Brief:
Every record, from the first to the last, is to be printed again exactly.

Entries taken from a collection:
═══

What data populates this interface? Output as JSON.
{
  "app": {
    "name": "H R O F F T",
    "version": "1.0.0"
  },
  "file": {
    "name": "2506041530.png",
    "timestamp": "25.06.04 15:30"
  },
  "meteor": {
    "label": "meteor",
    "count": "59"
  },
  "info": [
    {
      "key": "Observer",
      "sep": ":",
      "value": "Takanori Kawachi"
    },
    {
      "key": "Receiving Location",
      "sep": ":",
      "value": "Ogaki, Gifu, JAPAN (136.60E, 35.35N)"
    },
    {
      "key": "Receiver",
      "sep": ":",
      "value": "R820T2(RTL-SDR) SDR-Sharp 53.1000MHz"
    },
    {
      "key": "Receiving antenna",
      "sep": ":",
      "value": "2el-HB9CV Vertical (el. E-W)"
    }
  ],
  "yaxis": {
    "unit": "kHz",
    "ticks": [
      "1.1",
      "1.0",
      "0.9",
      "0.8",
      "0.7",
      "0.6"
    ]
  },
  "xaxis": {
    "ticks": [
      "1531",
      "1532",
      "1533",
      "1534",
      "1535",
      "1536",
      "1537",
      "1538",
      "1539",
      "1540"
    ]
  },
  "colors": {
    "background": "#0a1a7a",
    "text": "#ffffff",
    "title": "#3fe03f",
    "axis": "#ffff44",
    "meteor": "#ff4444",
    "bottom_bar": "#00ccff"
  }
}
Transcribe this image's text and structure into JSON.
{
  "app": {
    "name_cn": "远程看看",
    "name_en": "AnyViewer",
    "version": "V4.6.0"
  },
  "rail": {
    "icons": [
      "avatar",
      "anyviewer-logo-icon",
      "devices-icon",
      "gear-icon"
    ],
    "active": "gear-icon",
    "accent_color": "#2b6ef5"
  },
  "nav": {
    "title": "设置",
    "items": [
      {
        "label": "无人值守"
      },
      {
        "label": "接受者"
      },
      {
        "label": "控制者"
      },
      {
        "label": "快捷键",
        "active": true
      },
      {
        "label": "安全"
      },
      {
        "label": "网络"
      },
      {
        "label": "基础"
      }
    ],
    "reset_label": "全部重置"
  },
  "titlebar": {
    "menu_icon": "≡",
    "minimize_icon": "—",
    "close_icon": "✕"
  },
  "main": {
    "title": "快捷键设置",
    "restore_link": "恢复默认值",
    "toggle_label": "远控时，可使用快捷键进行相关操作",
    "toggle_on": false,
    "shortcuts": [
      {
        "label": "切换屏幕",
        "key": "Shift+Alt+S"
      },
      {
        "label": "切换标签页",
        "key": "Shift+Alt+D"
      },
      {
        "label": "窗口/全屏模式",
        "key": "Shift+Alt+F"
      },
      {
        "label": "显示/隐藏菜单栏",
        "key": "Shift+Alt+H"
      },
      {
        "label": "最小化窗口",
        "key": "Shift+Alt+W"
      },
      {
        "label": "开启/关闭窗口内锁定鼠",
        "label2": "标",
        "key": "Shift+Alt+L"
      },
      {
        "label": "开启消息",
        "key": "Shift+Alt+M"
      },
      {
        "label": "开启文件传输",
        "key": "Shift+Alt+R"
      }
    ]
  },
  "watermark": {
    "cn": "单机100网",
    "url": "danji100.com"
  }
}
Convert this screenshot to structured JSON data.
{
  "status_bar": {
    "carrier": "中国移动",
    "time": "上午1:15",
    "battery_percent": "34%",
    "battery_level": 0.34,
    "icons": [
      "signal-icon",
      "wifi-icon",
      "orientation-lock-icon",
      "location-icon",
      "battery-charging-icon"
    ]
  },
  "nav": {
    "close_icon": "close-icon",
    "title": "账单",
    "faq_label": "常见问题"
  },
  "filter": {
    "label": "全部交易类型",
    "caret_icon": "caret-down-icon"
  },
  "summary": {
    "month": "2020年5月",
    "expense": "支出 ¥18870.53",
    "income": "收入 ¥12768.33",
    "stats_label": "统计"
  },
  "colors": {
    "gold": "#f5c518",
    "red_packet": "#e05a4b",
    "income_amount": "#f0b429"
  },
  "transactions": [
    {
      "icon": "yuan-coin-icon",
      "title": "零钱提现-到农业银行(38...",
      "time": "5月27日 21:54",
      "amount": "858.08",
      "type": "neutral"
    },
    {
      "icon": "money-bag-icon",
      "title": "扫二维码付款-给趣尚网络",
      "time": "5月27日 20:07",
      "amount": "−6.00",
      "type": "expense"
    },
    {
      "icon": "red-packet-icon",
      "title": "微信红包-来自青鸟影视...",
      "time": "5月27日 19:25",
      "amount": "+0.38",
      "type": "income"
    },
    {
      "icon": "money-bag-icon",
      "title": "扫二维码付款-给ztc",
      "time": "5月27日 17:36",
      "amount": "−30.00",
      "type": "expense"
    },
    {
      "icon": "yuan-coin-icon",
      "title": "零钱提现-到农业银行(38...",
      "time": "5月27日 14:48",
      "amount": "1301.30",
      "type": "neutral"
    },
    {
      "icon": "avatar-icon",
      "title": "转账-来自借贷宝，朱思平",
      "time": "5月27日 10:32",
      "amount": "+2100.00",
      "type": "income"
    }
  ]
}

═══

Response area:
What data populates this interface? Output as JSON.
{
  "app": {
    "name": "H R O F F T",
    "version": "1.0.0"
  },
  "file": {
    "name": "2506041530.png",
    "timestamp": "25.06.04 15:30"
  },
  "meteor": {
    "label": "meteor",
    "count": "59"
  },
  "info": [
    {
      "key": "Observer",
      "sep": ":",
      "value": "Takanori Kawachi"
    },
    {
      "key": "Receiving Location",
      "sep": ":",
      "value": "Ogaki, Gifu, JAPAN (136.60E, 35.35N)"
    },
    {
      "key": "Receiver",
      "sep": ":",
      "value": "R820T2(RTL-SDR) SDR-Sharp 53.1000MHz"
    },
    {
      "key": "Receiving antenna",
      "sep": ":",
      "value": "2el-HB9CV Vertical (el. E-W)"
    }
  ],
  "yaxis": {
    "unit": "kHz",
    "ticks": [
      "1.1",
      "1.0",
      "0.9",
      "0.8",
      "0.7",
      "0.6"
    ]
  },
  "xaxis": {
    "ticks": [
      "1531",
      "1532",
      "1533",
      "1534",
      "1535",
      "1536",
      "1537",
      "1538",
      "1539",
      "1540"
    ]
  },
  "colors": {
    "background": "#0a1a7a",
    "text": "#ffffff",
    "title": "#3fe03f",
    "axis": "#ffff44",
    "meteor": "#ff4444",
    "bottom_bar": "#00ccff"
  }
}
Transcribe this image's text and structure into JSON.
{
  "app": {
    "name_cn": "远程看看",
    "name_en": "AnyViewer",
    "version": "V4.6.0"
  },
  "rail": {
    "icons": [
      "avatar",
      "anyviewer-logo-icon",
      "devices-icon",
      "gear-icon"
    ],
    "active": "gear-icon",
    "accent_color": "#2b6ef5"
  },
  "nav": {
    "title": "设置",
    "items": [
      {
        "label": "无人值守"
      },
      {
        "label": "接受者"
      },
      {
        "label": "控制者"
      },
      {
        "label": "快捷键",
        "active": true
      },
      {
        "label": "安全"
      },
      {
        "label": "网络"
      },
      {
        "label": "基础"
      }
    ],
    "reset_label": "全部重置"
  },
  "titlebar": {
    "menu_icon": "≡",
    "minimize_icon": "—",
    "close_icon": "✕"
  },
  "main": {
    "title": "快捷键设置",
    "restore_link": "恢复默认值",
    "toggle_label": "远控时，可使用快捷键进行相关操作",
    "toggle_on": false,
    "shortcuts": [
      {
        "label": "切换屏幕",
        "key": "Shift+Alt+S"
      },
      {
        "label": "切换标签页",
        "key": "Shift+Alt+D"
      },
      {
        "label": "窗口/全屏模式",
        "key": "Shift+Alt+F"
      },
      {
        "label": "显示/隐藏菜单栏",
        "key": "Shift+Alt+H"
      },
      {
        "label": "最小化窗口",
        "key": "Shift+Alt+W"
      },
      {
        "label": "开启/关闭窗口内锁定鼠",
        "label2": "标",
        "key": "Shift+Alt+L"
      },
      {
        "label": "开启消息",
        "key": "Shift+Alt+M"
      },
      {
        "label": "开启文件传输",
        "key": "Shift+Alt+R"
      }
    ]
  },
  "watermark": {
    "cn": "单机100网",
    "url": "danji100.com"
  }
}
Convert this screenshot to structured JSON data.
{
  "status_bar": {
    "carrier": "中国移动",
    "time": "上午1:15",
    "battery_percent": "34%",
    "battery_level": 0.34,
    "icons": [
      "signal-icon",
      "wifi-icon",
      "orientation-lock-icon",
      "location-icon",
      "battery-charging-icon"
    ]
  },
  "nav": {
    "close_icon": "close-icon",
    "title": "账单",
    "faq_label": "常见问题"
  },
  "filter": {
    "label": "全部交易类型",
    "caret_icon": "caret-down-icon"
  },
  "summary": {
    "month": "2020年5月",
    "expense": "支出 ¥18870.53",
    "income": "收入 ¥12768.33",
    "stats_label": "统计"
  },
  "colors": {
    "gold": "#f5c518",
    "red_packet": "#e05a4b",
    "income_amount": "#f0b429"
  },
  "transactions": [
    {
      "icon": "yuan-coin-icon",
      "title": "零钱提现-到农业银行(38...",
      "time": "5月27日 21:54",
      "amount": "858.08",
      "type": "neutral"
    },
    {
      "icon": "money-bag-icon",
      "title": "扫二维码付款-给趣尚网络",
      "time": "5月27日 20:07",
      "amount": "−6.00",
      "type": "expense"
    },
    {
      "icon": "red-packet-icon",
      "title": "微信红包-来自青鸟影视...",
      "time": "5月27日 19:25",
      "amount": "+0.38",
      "type": "income"
    },
    {
      "icon": "money-bag-icon",
      "title": "扫二维码付款-给ztc",
      "time": "5月27日 17:36",
      "amount": "−30.00",
      "type": "expense"
    },
    {
      "icon": "yuan-coin-icon",
      "title": "零钱提现-到农业银行(38...",
      "time": "5月27日 14:48",
      "amount": "1301.30",
      "type": "neutral"
    },
    {
      "icon": "avatar-icon",
      "title": "转账-来自借贷宝，朱思平",
      "time": "5月27日 10:32",
      "amount": "+2100.00",
      "type": "income"
    }
  ]
}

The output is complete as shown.